India's ruling Bharatiya Janata Party (BJP) has managed to retain its hold on Prime Minister Narendra Modi's home state of Gujarat, despite a closely-fought contest and spirited campaign by the opposition Congress party.
Prime Minister Modi's BJP emerged victorious Monday in two state elections, in the premier's home state of Gujarat as well as the northern state of Himachal Pradesh, allowing the party to further consolidate political power in the South Asian nation.
In the crucial Gujarat state, the BJP has crossed the 92 seats it needs for a majority in the 182-member assembly. This result will return the BJP to power for a sixth consecutive term in the western state, but slash its majority from 115 seats in the last election.
A loss here would have been a major embarrassment for both Modi and the BJP, which has ruled the state in western India for two decades, with Modi himself as leader for 10 years until he became prime minister in 2014. Modi was the main campaigner for the BJP in the state, holding more than three dozen meetings and campaigning on economic development and Hindu nationalism to woo voters.
Modi's star power
"The prime minister played on Gujarati pride and played the son of the soil card to garner votes. Take him away from the equation and the Congress could have well formed the government," Yogendra Yadav, a psephologist, told DW.
Modi's star power was undiminished at BJP headquarters in New Delhi, where supporters danced, threw rose petals and chanted "Long live Modi!" as the results trickled in. The BJP has also secured a majority of seats in the Himachal Pradesh assembly, thus evicting the Congress from power in this northern Himalayan region.
Modi thanked voters in both states for backing his party in the polls. "I bow to the people of Gujarat and Himachal Pradesh for their affection and trust in BJP," Modi posted on his official Twitter account, using the initials of his Bharatiya Janata Party. "I assure them that we will leave no stone unturned in furthering the development journey of these states and serve the people tirelessly."
"The winner takes it all. It is an affirmation of our pro-people polices and good governance of the BJP. That is what matters," said India's Information and Broadcasting Minister Smriti Irani.
"It is a victory of political performance over the caste-based politics of the Congress party," BJP President Amit Shah said.
A worthy opponent?
The main opposition Congress, meanwhile, has conceded victory to the BJP.
The party's newly elected president, Rahul Gandhi, tweeted, "The Congress party accepts the verdict of the people and congratulates the new governments in both states. I thank the people of Gujarat and Himachal with all my heart for the love they showed me."

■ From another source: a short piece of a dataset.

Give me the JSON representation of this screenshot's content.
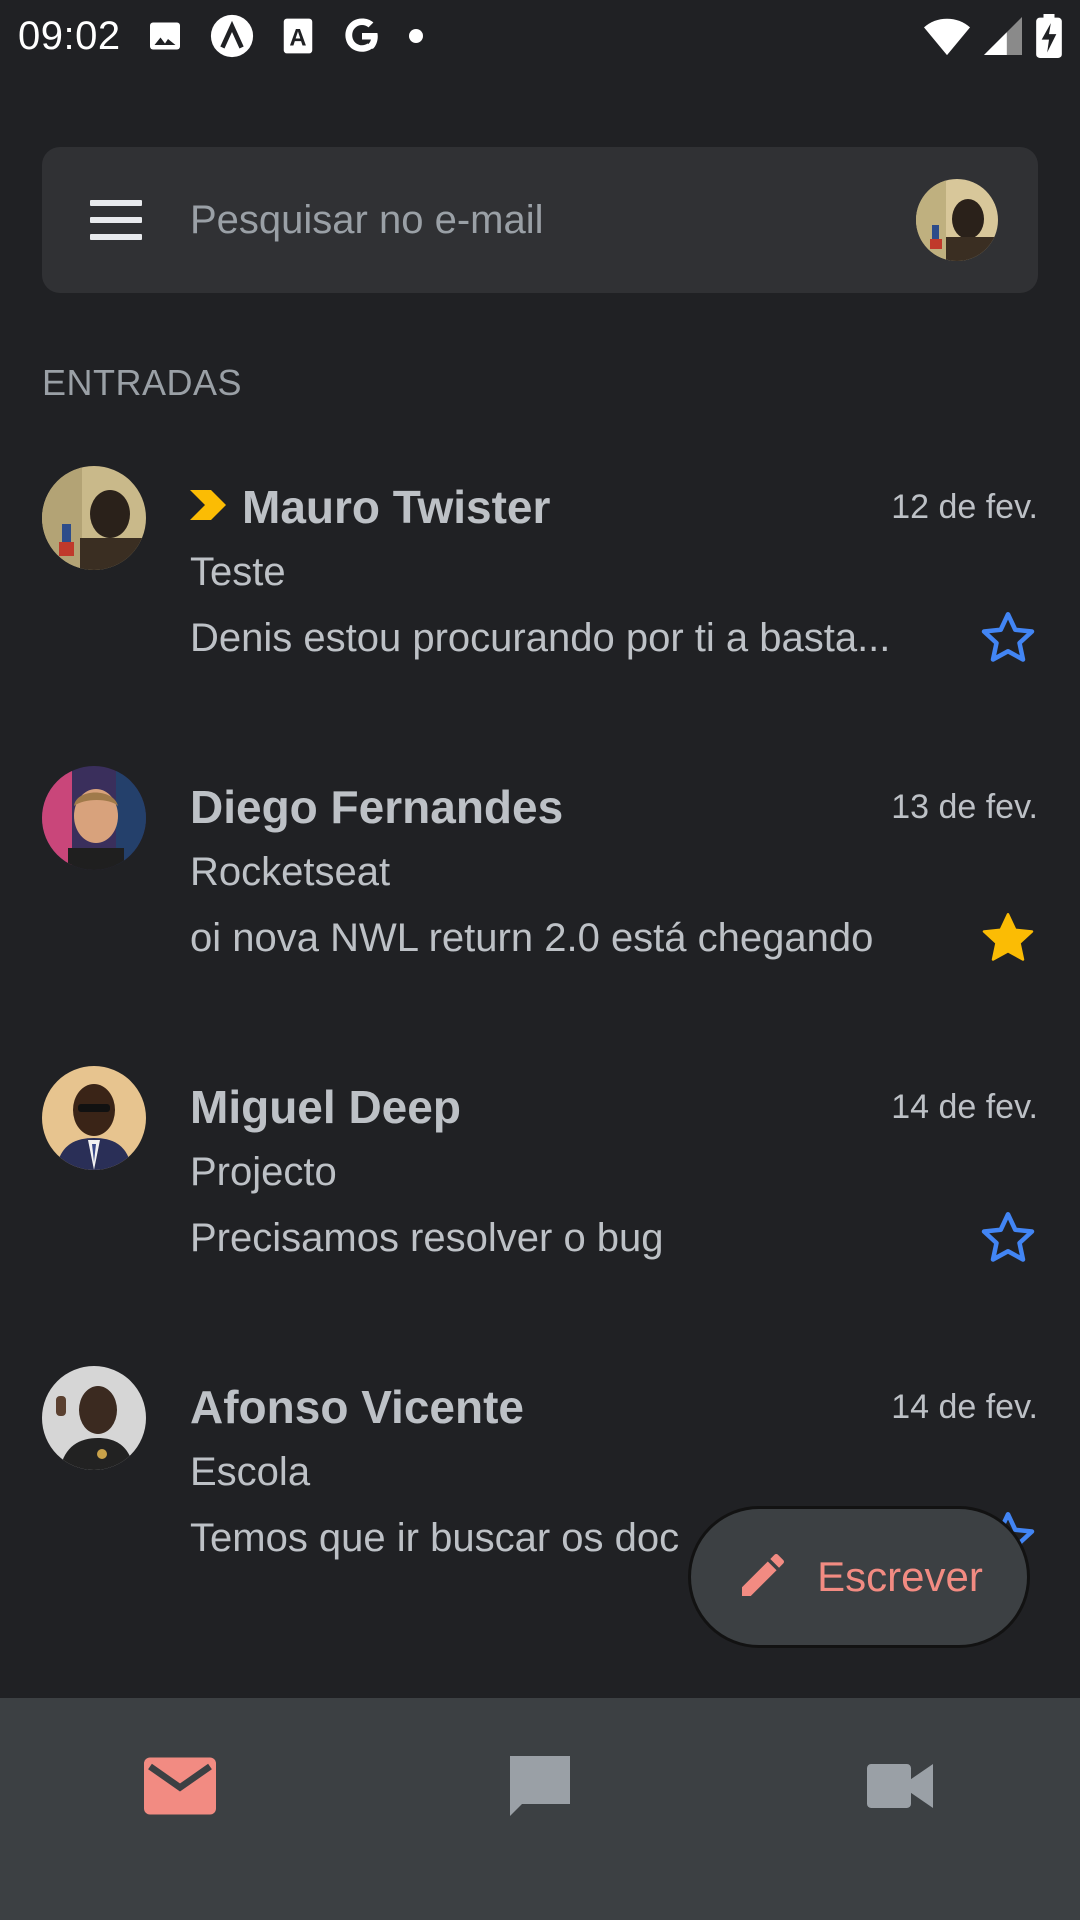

The Congress party recently elected 47-year-old Rahul Gandhi unopposed as its new leader to replace his mother Sonia Gandhi. The Gujarat election was the first real test for the heir to India's most famous political dynasty. The election was bitterly fought, with campaigning marked by sharp verbal duels.
"This election result is a promo for the upcoming assembly elections next year and the real thing which is the 2019 general elections. The script is set now and there is fire in the belly," Congress spokesperson Tom Vadakkan told DW.
"This election shows that Rahul Gandhi is a worthy opponent and able to match Modi. It's a psychological boost for the party and they (BJP) have to be scared, not us," said Congress leader Priyanka Chaturvedi.
The Congress party recently elected 47-year-old Rahul Gandhi (L) unopposed as its new leader to replace his mother Sonia Gandhi (R)
But Congress, which has ruled India for much of its history, now holds just four states in the world's largest democracy of 1.25 billion people. The party has steadily lost ground since the BJP swept to power in national elections in 2014.
"The (BJP) have certainly lost a lot of ground (in Gujarat), but Congress should have actually won this election, given the anger in the state against the BJP," political commentator Manisha Priyam was quoted by AFP news agency as saying.
Some experts had forecast a backlash against Modi over unpopular economic reforms that hit businesses hard, including a controversial ban on higher-value banknotes that came to be known as "demonetization,” and the botched introduction of a national goods and services tax.
"The Congress has to introspect. The era of the 1980s is over and the party must realize thatcaste politics will not work. Prime Minister Modi doesn't make false promises. Congress has failed in their attempt to divide society. This is a 'New India,'" BJP minister Prakash Javdekar told DW.
Notwithstanding the electoral losses, the big question is how effective a leader of the Congress party Rahul Gandhi will be. It will be crucial for the electoral fortunes of the party next year, when a series of important state elections are scheduled to be held. This will be then followed by the general elections scheduled in 2019.
"I can say that the Gujarat verdict is a recognition of Rahul Gandhi's personal political capital and though he might not have pulled it off, it gives him and his party supporters belief that the BJP is not invincible," political analyst Shyam Parekh told DW.